- _PROBLEM REQUIREMENTS_: Every record below should be printed exactly, except for the pictures.

━━ INFORMATION PROVIDED

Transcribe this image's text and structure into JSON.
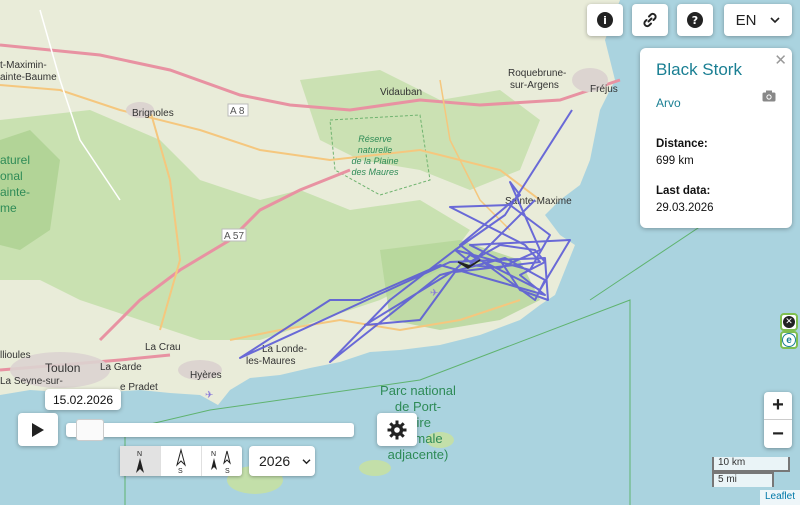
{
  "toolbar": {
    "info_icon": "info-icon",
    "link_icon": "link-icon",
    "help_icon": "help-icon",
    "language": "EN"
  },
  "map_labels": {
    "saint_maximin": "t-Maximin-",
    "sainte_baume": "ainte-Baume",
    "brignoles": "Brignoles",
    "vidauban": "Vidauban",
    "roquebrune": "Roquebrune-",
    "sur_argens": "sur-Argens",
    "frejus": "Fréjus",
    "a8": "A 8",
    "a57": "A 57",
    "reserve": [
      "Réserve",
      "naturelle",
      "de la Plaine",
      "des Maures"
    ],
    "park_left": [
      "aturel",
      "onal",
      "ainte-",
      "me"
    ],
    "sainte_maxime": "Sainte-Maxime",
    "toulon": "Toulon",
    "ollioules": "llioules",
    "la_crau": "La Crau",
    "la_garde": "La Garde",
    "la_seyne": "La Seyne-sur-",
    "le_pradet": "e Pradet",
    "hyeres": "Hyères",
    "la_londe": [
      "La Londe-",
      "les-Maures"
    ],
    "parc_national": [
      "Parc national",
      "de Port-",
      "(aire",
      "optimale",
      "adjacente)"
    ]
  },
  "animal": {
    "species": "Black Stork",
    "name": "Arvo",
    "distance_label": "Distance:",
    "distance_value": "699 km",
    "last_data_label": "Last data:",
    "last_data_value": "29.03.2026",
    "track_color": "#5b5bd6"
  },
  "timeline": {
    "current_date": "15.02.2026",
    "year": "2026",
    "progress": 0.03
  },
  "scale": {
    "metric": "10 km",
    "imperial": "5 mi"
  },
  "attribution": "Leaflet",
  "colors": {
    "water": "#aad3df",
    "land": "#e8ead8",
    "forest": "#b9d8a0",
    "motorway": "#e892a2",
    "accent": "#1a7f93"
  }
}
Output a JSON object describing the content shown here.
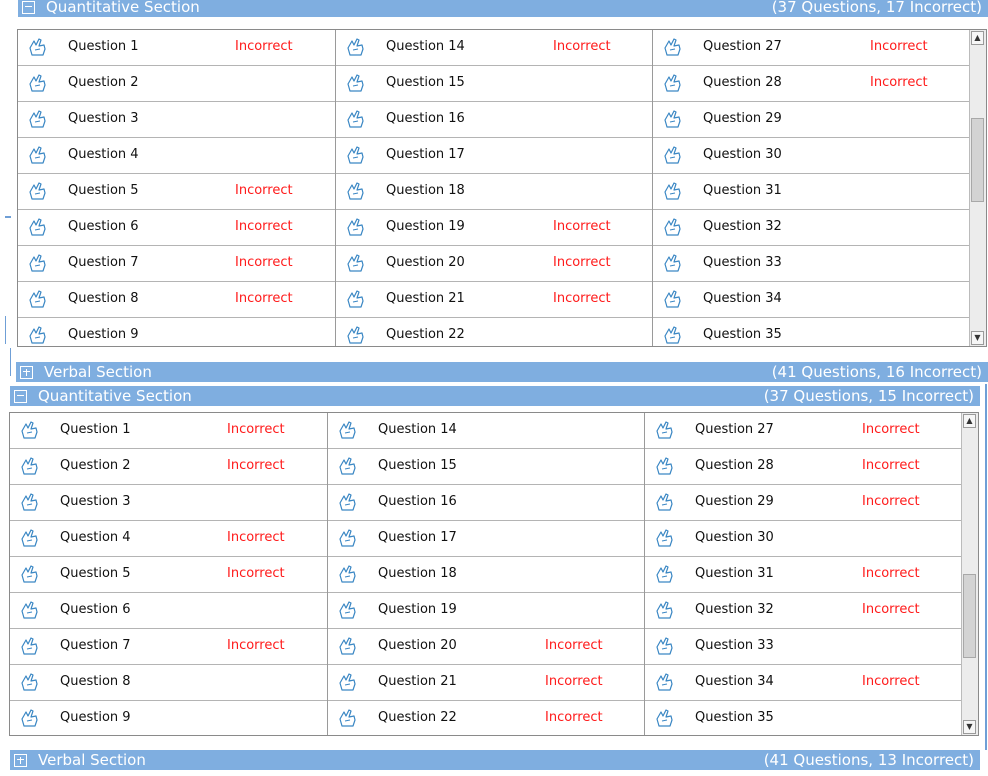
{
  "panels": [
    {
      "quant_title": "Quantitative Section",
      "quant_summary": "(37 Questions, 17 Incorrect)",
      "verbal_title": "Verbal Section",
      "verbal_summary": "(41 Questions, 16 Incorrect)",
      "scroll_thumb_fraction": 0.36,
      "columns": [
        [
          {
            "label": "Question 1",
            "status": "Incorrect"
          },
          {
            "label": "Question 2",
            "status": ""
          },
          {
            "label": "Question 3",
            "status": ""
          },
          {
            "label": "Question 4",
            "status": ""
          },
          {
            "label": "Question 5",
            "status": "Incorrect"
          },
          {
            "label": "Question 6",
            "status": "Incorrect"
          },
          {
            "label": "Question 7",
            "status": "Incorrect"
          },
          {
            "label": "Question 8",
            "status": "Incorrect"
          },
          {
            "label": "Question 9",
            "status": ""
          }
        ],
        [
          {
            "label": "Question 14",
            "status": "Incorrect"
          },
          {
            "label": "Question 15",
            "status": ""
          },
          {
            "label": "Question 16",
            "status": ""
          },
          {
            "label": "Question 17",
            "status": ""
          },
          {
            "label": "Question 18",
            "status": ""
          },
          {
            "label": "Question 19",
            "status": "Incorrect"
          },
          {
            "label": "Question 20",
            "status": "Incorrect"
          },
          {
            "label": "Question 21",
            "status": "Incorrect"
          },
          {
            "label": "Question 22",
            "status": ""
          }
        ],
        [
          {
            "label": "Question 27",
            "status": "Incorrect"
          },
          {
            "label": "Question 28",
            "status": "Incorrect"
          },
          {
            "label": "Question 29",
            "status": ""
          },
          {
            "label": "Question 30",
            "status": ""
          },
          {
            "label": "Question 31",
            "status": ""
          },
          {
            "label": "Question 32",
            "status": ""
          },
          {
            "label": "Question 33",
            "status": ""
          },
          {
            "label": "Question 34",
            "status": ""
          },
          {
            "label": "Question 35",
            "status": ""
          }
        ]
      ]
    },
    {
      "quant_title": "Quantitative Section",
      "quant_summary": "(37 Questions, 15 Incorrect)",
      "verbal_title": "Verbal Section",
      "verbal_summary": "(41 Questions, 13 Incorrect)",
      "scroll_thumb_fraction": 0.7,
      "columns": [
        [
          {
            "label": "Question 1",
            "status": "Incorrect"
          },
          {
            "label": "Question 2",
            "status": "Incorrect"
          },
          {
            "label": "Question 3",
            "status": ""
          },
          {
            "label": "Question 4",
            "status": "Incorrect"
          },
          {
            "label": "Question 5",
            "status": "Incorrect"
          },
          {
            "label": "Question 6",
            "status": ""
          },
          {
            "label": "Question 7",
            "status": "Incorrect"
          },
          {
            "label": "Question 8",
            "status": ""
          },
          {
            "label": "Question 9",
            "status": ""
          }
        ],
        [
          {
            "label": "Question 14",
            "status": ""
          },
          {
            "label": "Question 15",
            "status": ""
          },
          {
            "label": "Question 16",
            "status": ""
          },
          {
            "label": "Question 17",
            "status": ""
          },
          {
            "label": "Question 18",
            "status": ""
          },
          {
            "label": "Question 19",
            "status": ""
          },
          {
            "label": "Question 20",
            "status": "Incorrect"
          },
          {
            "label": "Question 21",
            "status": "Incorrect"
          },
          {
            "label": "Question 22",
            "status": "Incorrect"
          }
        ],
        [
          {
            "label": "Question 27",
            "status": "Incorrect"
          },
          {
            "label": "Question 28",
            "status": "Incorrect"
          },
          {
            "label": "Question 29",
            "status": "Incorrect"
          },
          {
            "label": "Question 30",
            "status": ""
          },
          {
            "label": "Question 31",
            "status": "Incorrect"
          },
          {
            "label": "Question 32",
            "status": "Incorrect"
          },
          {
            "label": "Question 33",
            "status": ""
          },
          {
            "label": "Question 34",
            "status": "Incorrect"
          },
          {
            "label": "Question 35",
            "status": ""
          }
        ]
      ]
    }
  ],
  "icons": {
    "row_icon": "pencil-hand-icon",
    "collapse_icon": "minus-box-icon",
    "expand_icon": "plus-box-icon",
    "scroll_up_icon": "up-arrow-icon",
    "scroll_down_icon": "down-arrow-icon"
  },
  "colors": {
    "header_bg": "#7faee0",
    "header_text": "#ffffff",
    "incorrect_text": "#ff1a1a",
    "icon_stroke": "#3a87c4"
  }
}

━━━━

- _RESULT BELOW_:
Transcribe this image's text and structure into JSON.
{
  "toolbar": {
    "info_icon": "info-icon",
    "link_icon": "link-icon",
    "help_icon": "help-icon",
    "language": "EN"
  },
  "map_labels": {
    "saint_maximin": "t-Maximin-",
    "sainte_baume": "ainte-Baume",
    "brignoles": "Brignoles",
    "vidauban": "Vidauban",
    "roquebrune": "Roquebrune-",
    "sur_argens": "sur-Argens",
    "frejus": "Fréjus",
    "a8": "A 8",
    "a57": "A 57",
    "reserve": [
      "Réserve",
      "naturelle",
      "de la Plaine",
      "des Maures"
    ],
    "park_left": [
      "aturel",
      "onal",
      "ainte-",
      "me"
    ],
    "sainte_maxime": "Sainte-Maxime",
    "toulon": "Toulon",
    "ollioules": "llioules",
    "la_crau": "La Crau",
    "la_garde": "La Garde",
    "la_seyne": "La Seyne-sur-",
    "le_pradet": "e Pradet",
    "hyeres": "Hyères",
    "la_londe": [
      "La Londe-",
      "les-Maures"
    ],
    "parc_national": [
      "Parc national",
      "de Port-",
      "(aire",
      "optimale",
      "adjacente)"
    ]
  },
  "animal": {
    "species": "Black Stork",
    "name": "Arvo",
    "distance_label": "Distance:",
    "distance_value": "699 km",
    "last_data_label": "Last data:",
    "last_data_value": "29.03.2026",
    "track_color": "#5b5bd6"
  },
  "timeline": {
    "current_date": "15.02.2026",
    "year": "2026",
    "progress": 0.03
  },
  "scale": {
    "metric": "10 km",
    "imperial": "5 mi"
  },
  "attribution": "Leaflet",
  "colors": {
    "water": "#aad3df",
    "land": "#e8ead8",
    "forest": "#b9d8a0",
    "motorway": "#e892a2",
    "accent": "#1a7f93"
  }
}
Output a JSON object describing the content shown here.
{
  "panels": [
    {
      "quant_title": "Quantitative Section",
      "quant_summary": "(37 Questions, 17 Incorrect)",
      "verbal_title": "Verbal Section",
      "verbal_summary": "(41 Questions, 16 Incorrect)",
      "scroll_thumb_fraction": 0.36,
      "columns": [
        [
          {
            "label": "Question 1",
            "status": "Incorrect"
          },
          {
            "label": "Question 2",
            "status": ""
          },
          {
            "label": "Question 3",
            "status": ""
          },
          {
            "label": "Question 4",
            "status": ""
          },
          {
            "label": "Question 5",
            "status": "Incorrect"
          },
          {
            "label": "Question 6",
            "status": "Incorrect"
          },
          {
            "label": "Question 7",
            "status": "Incorrect"
          },
          {
            "label": "Question 8",
            "status": "Incorrect"
          },
          {
            "label": "Question 9",
            "status": ""
          }
        ],
        [
          {
            "label": "Question 14",
            "status": "Incorrect"
          },
          {
            "label": "Question 15",
            "status": ""
          },
          {
            "label": "Question 16",
            "status": ""
          },
          {
            "label": "Question 17",
            "status": ""
          },
          {
            "label": "Question 18",
            "status": ""
          },
          {
            "label": "Question 19",
            "status": "Incorrect"
          },
          {
            "label": "Question 20",
            "status": "Incorrect"
          },
          {
            "label": "Question 21",
            "status": "Incorrect"
          },
          {
            "label": "Question 22",
            "status": ""
          }
        ],
        [
          {
            "label": "Question 27",
            "status": "Incorrect"
          },
          {
            "label": "Question 28",
            "status": "Incorrect"
          },
          {
            "label": "Question 29",
            "status": ""
          },
          {
            "label": "Question 30",
            "status": ""
          },
          {
            "label": "Question 31",
            "status": ""
          },
          {
            "label": "Question 32",
            "status": ""
          },
          {
            "label": "Question 33",
            "status": ""
          },
          {
            "label": "Question 34",
            "status": ""
          },
          {
            "label": "Question 35",
            "status": ""
          }
        ]
      ]
    },
    {
      "quant_title": "Quantitative Section",
      "quant_summary": "(37 Questions, 15 Incorrect)",
      "verbal_title": "Verbal Section",
      "verbal_summary": "(41 Questions, 13 Incorrect)",
      "scroll_thumb_fraction": 0.7,
      "columns": [
        [
          {
            "label": "Question 1",
            "status": "Incorrect"
          },
          {
            "label": "Question 2",
            "status": "Incorrect"
          },
          {
            "label": "Question 3",
            "status": ""
          },
          {
            "label": "Question 4",
            "status": "Incorrect"
          },
          {
            "label": "Question 5",
            "status": "Incorrect"
          },
          {
            "label": "Question 6",
            "status": ""
          },
          {
            "label": "Question 7",
            "status": "Incorrect"
          },
          {
            "label": "Question 8",
            "status": ""
          },
          {
            "label": "Question 9",
            "status": ""
          }
        ],
        [
          {
            "label": "Question 14",
            "status": ""
          },
          {
            "label": "Question 15",
            "status": ""
          },
          {
            "label": "Question 16",
            "status": ""
          },
          {
            "label": "Question 17",
            "status": ""
          },
          {
            "label": "Question 18",
            "status": ""
          },
          {
            "label": "Question 19",
            "status": ""
          },
          {
            "label": "Question 20",
            "status": "Incorrect"
          },
          {
            "label": "Question 21",
            "status": "Incorrect"
          },
          {
            "label": "Question 22",
            "status": "Incorrect"
          }
        ],
        [
          {
            "label": "Question 27",
            "status": "Incorrect"
          },
          {
            "label": "Question 28",
            "status": "Incorrect"
          },
          {
            "label": "Question 29",
            "status": "Incorrect"
          },
          {
            "label": "Question 30",
            "status": ""
          },
          {
            "label": "Question 31",
            "status": "Incorrect"
          },
          {
            "label": "Question 32",
            "status": "Incorrect"
          },
          {
            "label": "Question 33",
            "status": ""
          },
          {
            "label": "Question 34",
            "status": "Incorrect"
          },
          {
            "label": "Question 35",
            "status": ""
          }
        ]
      ]
    }
  ],
  "icons": {
    "row_icon": "pencil-hand-icon",
    "collapse_icon": "minus-box-icon",
    "expand_icon": "plus-box-icon",
    "scroll_up_icon": "up-arrow-icon",
    "scroll_down_icon": "down-arrow-icon"
  },
  "colors": {
    "header_bg": "#7faee0",
    "header_text": "#ffffff",
    "incorrect_text": "#ff1a1a",
    "icon_stroke": "#3a87c4"
  }
}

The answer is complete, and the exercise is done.